Any colour as long as it’s black

Ask brokers or insurers what SMEs want and they’ll generally tell you it’s value for money, great service and the swift processing of claims – all things they pride themselves on already. But ask the SMEs themselves and, while they do want all those things (who doesn’t?), they also have other requirements the industry either doesn’t seem to have picked up on, or for which it hasn’t found an easily marketable answer. Can big business ever really sell the services SMEs want? I investigated insurers’ attempts to produce standard policies that satisfy everyone.

“I’ve seen 45 minutes of curling since I got here”

Even the most obsessive-compulsive bridezilla would be out of her depth in the world of events insurance. Brokers who specialise in major events start earlier, plan more thoroughly, produce more paperwork, and obtain more detailed weather forecasts. And no event is more thoroughly insured than the Olympics – which will have been a relief to the organisers of the Vancouver Winter Games when they ran out of snow. I spoke to the broker who was running the behind-the-scenes operation to find out what happened

The case of the kamikaze pigeon

With a few pages to fill in a hurry, Insurance Times asked me to call some claims experts and ask them the maddest claims they’d ever heard – and whether or not they turned out to be true. The most ludicrous was probably the one about the man who claimed that, on Christmas Eve, he was doing some painting at the premises of his printing firm – the next thing he knew, he woke up and his trousers were on fire (paid!). The saddest was the story of the old lady who was convinced that her neighbour was climbing into her attic and wearing out the print in her books by reading them. But I’m particularly curious to find out which Northwest London-based rock star paid £25,000 for a worthless bit of carpet…

Fishburn Hedges makes a difference

In his brilliant book on modern journalism, Nick Davies demonstrates how PR firms manage to get spurious stories reported around the globe as no one has the time to check them out. I found a case of flat earth news in action when Insurance Times asked me to write this article on the apparent threat of burglars using social networking sites to plan their robberies. Insurer Legal & General had released a report co-authored with a celebrity “burglar” which had been covered by national newspapers and websites around the world. But despite the fact that Legal & General’s director of underwriting had been quoted widely discussing charging householders with teenagers more for their insurance, he couldn’t provide any evidence of this actually happening. Neither could the celebrity burglar, a veteran of numerous PR campaigns since he went straight 20 years ago. (What exactly are the CPD requirements for burglars?) And neither were any of the police forces I contacted or the Home Office aware of it either. It turns out the whole thing was the idea of Legal & General’s PR company, Fishburn Hedges.

No wonder the Americans are worried

Insurance Times’ Lobby series concluded with my look at what new legislation the European Commission was planning to throw at insurers.
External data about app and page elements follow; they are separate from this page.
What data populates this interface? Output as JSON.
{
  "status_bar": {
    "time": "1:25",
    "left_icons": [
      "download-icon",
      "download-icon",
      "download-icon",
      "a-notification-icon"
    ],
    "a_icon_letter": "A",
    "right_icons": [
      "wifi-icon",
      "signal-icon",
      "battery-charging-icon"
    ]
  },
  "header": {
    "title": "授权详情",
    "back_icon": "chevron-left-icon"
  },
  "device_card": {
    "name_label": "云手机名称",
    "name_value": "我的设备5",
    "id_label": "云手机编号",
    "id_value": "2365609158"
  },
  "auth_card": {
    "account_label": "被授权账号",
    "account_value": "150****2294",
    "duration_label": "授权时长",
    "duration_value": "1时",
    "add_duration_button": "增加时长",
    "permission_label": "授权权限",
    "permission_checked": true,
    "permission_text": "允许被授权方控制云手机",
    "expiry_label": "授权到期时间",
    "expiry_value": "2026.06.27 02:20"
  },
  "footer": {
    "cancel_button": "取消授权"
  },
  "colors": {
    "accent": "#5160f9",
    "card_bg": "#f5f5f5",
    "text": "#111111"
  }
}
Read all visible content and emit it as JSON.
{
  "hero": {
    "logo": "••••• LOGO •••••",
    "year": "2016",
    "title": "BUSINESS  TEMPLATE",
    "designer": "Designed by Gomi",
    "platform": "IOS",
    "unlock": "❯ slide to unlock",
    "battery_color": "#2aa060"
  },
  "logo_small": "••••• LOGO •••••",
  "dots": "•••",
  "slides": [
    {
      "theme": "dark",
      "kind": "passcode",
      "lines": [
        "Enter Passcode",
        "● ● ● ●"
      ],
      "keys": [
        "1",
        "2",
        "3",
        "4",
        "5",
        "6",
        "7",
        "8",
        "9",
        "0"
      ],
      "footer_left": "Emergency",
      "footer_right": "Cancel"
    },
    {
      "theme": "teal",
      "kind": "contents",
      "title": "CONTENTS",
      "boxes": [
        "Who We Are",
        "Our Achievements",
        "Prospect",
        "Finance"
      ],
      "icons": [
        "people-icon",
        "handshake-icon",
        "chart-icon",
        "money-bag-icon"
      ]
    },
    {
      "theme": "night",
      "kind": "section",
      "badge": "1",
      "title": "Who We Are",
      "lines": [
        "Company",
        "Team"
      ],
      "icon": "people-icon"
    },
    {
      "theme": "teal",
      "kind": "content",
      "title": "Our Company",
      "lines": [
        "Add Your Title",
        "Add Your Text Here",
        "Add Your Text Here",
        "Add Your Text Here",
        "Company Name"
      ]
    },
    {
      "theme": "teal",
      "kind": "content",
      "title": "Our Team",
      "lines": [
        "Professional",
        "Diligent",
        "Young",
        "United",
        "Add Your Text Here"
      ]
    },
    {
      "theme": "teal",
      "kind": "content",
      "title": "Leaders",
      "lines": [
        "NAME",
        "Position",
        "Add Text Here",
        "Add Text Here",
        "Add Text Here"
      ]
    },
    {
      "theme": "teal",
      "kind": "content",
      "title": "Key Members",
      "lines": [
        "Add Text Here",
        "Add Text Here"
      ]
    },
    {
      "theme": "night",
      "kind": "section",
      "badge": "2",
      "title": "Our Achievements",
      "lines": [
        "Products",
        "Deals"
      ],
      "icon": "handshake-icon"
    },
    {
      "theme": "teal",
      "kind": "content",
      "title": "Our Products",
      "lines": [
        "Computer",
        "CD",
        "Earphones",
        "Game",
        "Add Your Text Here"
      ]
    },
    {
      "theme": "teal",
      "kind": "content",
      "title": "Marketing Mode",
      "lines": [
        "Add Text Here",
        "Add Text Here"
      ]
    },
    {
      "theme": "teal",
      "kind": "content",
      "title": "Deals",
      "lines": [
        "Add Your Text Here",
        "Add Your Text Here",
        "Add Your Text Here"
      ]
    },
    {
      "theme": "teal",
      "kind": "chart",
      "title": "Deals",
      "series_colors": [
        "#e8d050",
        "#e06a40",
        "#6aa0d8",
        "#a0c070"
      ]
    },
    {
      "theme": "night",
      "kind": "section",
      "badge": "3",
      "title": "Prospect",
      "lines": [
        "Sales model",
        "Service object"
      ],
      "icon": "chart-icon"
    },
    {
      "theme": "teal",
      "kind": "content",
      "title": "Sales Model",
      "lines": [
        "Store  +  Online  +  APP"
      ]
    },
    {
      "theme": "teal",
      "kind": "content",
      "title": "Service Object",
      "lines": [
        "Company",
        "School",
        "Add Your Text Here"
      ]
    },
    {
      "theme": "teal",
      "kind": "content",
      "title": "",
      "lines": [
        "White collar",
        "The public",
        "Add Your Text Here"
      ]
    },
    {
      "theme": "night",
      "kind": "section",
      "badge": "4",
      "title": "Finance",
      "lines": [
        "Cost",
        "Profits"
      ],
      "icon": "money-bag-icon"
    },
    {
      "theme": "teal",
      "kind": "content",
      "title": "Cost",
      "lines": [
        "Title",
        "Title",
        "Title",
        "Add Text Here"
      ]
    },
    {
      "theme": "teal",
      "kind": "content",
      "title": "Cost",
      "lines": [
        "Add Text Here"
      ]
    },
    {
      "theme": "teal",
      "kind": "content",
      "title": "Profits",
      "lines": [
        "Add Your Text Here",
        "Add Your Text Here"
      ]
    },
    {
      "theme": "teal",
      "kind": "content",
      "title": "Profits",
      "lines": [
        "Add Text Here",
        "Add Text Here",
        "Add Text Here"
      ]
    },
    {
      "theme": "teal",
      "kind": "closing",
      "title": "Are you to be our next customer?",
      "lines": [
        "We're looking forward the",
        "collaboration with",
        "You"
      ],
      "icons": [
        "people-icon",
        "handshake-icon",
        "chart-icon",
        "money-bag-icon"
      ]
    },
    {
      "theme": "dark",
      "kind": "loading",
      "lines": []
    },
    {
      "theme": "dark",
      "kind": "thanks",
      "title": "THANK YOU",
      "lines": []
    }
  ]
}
The answer, I found, is an awful lot, on everything from financial regulation to anti-discrimination. UK politicians may talk a good game but they have little to do the rules that really govern the way businesses work – and how much we pay in premiums. And our leaders will have even less influence if they’re hanging out with far-right fringe groups, rather than people like Merkel and Sarkozy.

Grilling the Tories on insurance
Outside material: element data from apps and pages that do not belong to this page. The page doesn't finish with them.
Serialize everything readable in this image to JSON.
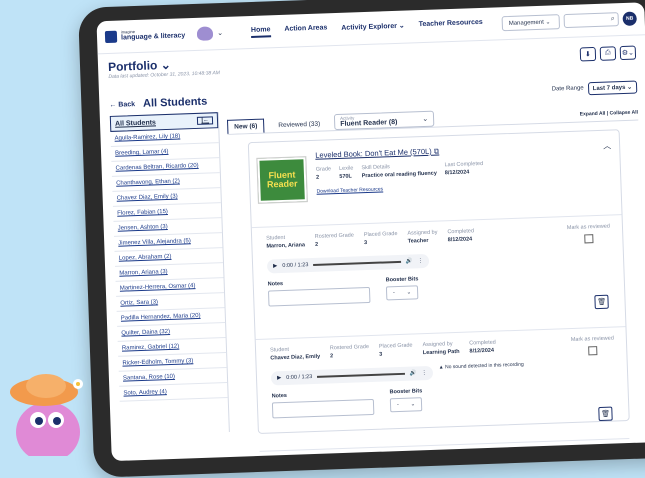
{
  "app": {
    "logo_small": "imagine",
    "logo_name": "language & literacy"
  },
  "nav": {
    "home": "Home",
    "action_areas": "Action Areas",
    "activity_explorer": "Activity Explorer ⌄",
    "teacher_resources": "Teacher Resources"
  },
  "mgmt": {
    "label": "Management ⌄",
    "avatar": "NB"
  },
  "page": {
    "title": "Portfolio ⌄",
    "updated": "Data last updated: October 31, 2023, 10:48:38 AM",
    "back": "← Back",
    "section": "All Students",
    "date_label": "Date Range",
    "date_value": "Last 7 days ⌄"
  },
  "sidebar": {
    "head": "All Students",
    "collapse": "|←",
    "items": [
      "Aguila-Ramirez, Lily (18)",
      "Breeding, Lamar (4)",
      "Cardenas Beltran, Ricardo (20)",
      "Chanthavong, Ethan (2)",
      "Chavez Diaz, Emily (3)",
      "Florez, Fabian (15)",
      "Jensen, Ashton (3)",
      "Jimenez Villa, Alejandra (5)",
      "Lopez, Abraham (2)",
      "Marron, Ariana (3)",
      "Martinez-Herrera, Osmar (4)",
      "Ortiz, Sara (3)",
      "Padilla Hernandez, Maria (20)",
      "Quilter, Daina (32)",
      "Ramirez, Gabriel (12)",
      "Ricker-Edholm, Tommy (3)",
      "Santana, Rose (10)",
      "Soto, Audrey (4)"
    ]
  },
  "tabs": {
    "new": "New (6)",
    "reviewed": "Reviewed (33)",
    "activity_label": "Activity",
    "activity_value": "Fluent Reader (8)",
    "expand": "Expand All  |  Collapse All"
  },
  "book": {
    "cover": "Fluent Reader",
    "title": "Leveled Book: Don't Eat Me (570L) ⧉",
    "grade_l": "Grade",
    "grade": "2",
    "lexile_l": "Lexile",
    "lexile": "570L",
    "skill_l": "Skill Details",
    "skill": "Practice oral reading fluency",
    "last_l": "Last Completed",
    "last": "8/12/2024",
    "download": "Download Teacher Resources"
  },
  "records": [
    {
      "student": "Marron, Ariana",
      "rostered": "2",
      "placed": "3",
      "assigned": "Teacher",
      "completed": "8/12/2024",
      "time": "0:00 / 1:23",
      "warn": ""
    },
    {
      "student": "Chavez Diaz, Emily",
      "rostered": "2",
      "placed": "3",
      "assigned": "Learning Path",
      "completed": "8/12/2024",
      "time": "0:00 / 1:23",
      "warn": "▲ No sound detected in this recording"
    }
  ],
  "labels": {
    "student": "Student",
    "rostered": "Rostered Grade",
    "placed": "Placed Grade",
    "assigned": "Assigned by",
    "completed": "Completed",
    "mark": "Mark as reviewed",
    "notes": "Notes",
    "booster": "Booster Bits",
    "booster_val": "-"
  }
}
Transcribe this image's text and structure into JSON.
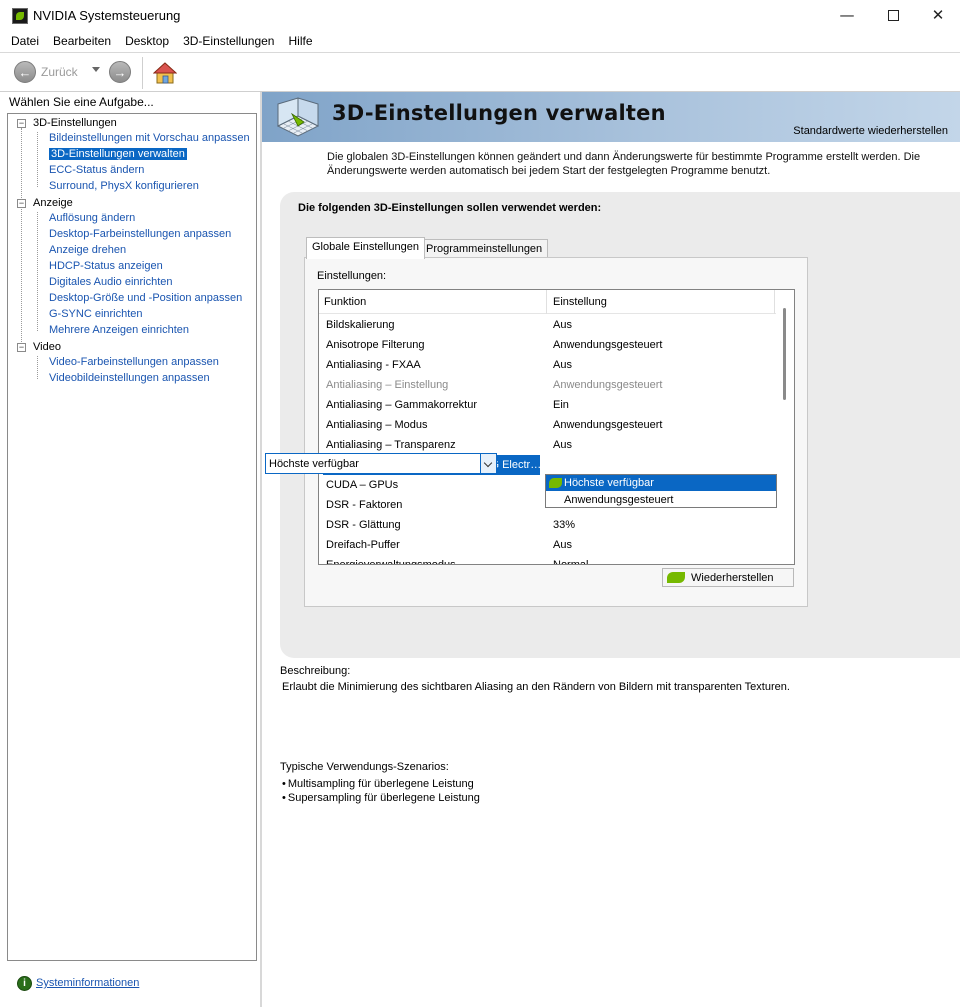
{
  "window": {
    "title": "NVIDIA Systemsteuerung"
  },
  "menu": [
    "Datei",
    "Bearbeiten",
    "Desktop",
    "3D-Einstellungen",
    "Hilfe"
  ],
  "toolbar": {
    "back_label": "Zurück"
  },
  "left": {
    "task_label": "Wählen Sie eine Aufgabe...",
    "tree": [
      {
        "label": "3D-Einstellungen",
        "children": [
          "Bildeinstellungen mit Vorschau anpassen",
          "3D-Einstellungen verwalten",
          "ECC-Status ändern",
          "Surround, PhysX konfigurieren"
        ]
      },
      {
        "label": "Anzeige",
        "children": [
          "Auflösung ändern",
          "Desktop-Farbeinstellungen anpassen",
          "Anzeige drehen",
          "HDCP-Status anzeigen",
          "Digitales Audio einrichten",
          "Desktop-Größe und -Position anpassen",
          "G-SYNC einrichten",
          "Mehrere Anzeigen einrichten"
        ]
      },
      {
        "label": "Video",
        "children": [
          "Video-Farbeinstellungen anpassen",
          "Videobildeinstellungen anpassen"
        ]
      }
    ],
    "selected": "3D-Einstellungen verwalten",
    "sysinfo_link": "Systeminformationen"
  },
  "header": {
    "title": "3D-Einstellungen verwalten",
    "restore_defaults": "Standardwerte wiederherstellen"
  },
  "intro": "Die globalen 3D-Einstellungen können geändert und dann Änderungswerte für bestimmte Programme erstellt werden. Die Änderungswerte werden automatisch bei jedem Start der festgelegten Programme benutzt.",
  "group": {
    "title": "Die folgenden 3D-Einstellungen sollen verwendet werden:",
    "tabs": [
      "Globale Einstellungen",
      "Programmeinstellungen"
    ],
    "settings_label": "Einstellungen:",
    "columns": [
      "Funktion",
      "Einstellung"
    ],
    "rows": [
      {
        "function": "Bildskalierung",
        "value": "Aus",
        "state": "normal"
      },
      {
        "function": "Anisotrope Filterung",
        "value": "Anwendungsgesteuert",
        "state": "normal"
      },
      {
        "function": "Antialiasing - FXAA",
        "value": "Aus",
        "state": "normal"
      },
      {
        "function": "Antialiasing – Einstellung",
        "value": "Anwendungsgesteuert",
        "state": "disabled"
      },
      {
        "function": "Antialiasing – Gammakorrektur",
        "value": "Ein",
        "state": "normal"
      },
      {
        "function": "Antialiasing – Modus",
        "value": "Anwendungsgesteuert",
        "state": "normal"
      },
      {
        "function": "Antialiasing – Transparenz",
        "value": "Aus",
        "state": "normal"
      },
      {
        "function": "Bevorzugte Aktualisierungsrate (LG Electr…",
        "value": "Höchste verfügbar",
        "state": "selected"
      },
      {
        "function": "CUDA – GPUs",
        "value": "",
        "state": "normal"
      },
      {
        "function": "DSR - Faktoren",
        "value": "",
        "state": "normal"
      },
      {
        "function": "DSR - Glättung",
        "value": "33%",
        "state": "normal"
      },
      {
        "function": "Dreifach-Puffer",
        "value": "Aus",
        "state": "normal"
      },
      {
        "function": "Energieverwaltungsmodus",
        "value": "Normal",
        "state": "normal"
      }
    ],
    "dropdown": {
      "value": "Höchste verfügbar",
      "options": [
        "Höchste verfügbar",
        "Anwendungsgesteuert"
      ]
    },
    "restore_button": "Wiederherstellen"
  },
  "description": {
    "label": "Beschreibung:",
    "text": "Erlaubt die Minimierung des sichtbaren Aliasing an den Rändern von Bildern mit transparenten Texturen."
  },
  "usage": {
    "label": "Typische Verwendungs-Szenarios:",
    "items": [
      "Multisampling für überlegene Leistung",
      "Supersampling für überlegene Leistung"
    ]
  }
}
Finally! The Tories have outlined some policies. They weren’t quite so forthcoming last week when I was trying to find out exactly what they were going to do about some rather arcane areas of interest to insurers, for Insurance Times’ lobby series. But I did get to speak to some of the less familiar faces on their front bench, including their go-to man for motor insurance, Robert Goodwill. Eurosceptic steam-train enthusiast Goodwill has a model engine with livery that says “Keep The Pound” – could anything BE more Tory?

It could happen to you

I’d almost forgotten this article about the growing crime of cannabis farming – until the Chinese take-away over the road was shut down and taped off for exactly that reason. Seasoned insurance claims managers talk of being staggered by the damage the farmers wreak to their rented properties, ripping out all internal walls and filling the place floor-to-ceiling with their lucrative crops. You’d never have known from the outside…

The rich will always be with us

Everyone’s jumping on the sustainability bandwagon these days – and insurers are no exception. In June, I wrote for Insurance Times’ Property Focus on their unlikely forays into Energy Performance Certificates for buildings, as well as the Teflon-resilience of the super-rich in the recession, and the cast of thousands working behind the scenes to settle a big fire claim.

The mystery appeal of the £1440bn market

Last time I wrote about the SME market for Insurance Times, small businesses were expected to be the biggest losers in the recession. When I revisited the issue in May, it turned out things weren’t so bad – though that could be simply because it’s so very big. In particular, the big three brokers are desperate to build their presence in a market that represents £1440bn a year and 99.9% of private companies, and are trying to use the UK’s many small brokers to help them. It’s not going that well – the likes of Aon, Marsh and Willis appear to have as much trouble getting in touch with the broking minnows as they do with their lucrative customer base.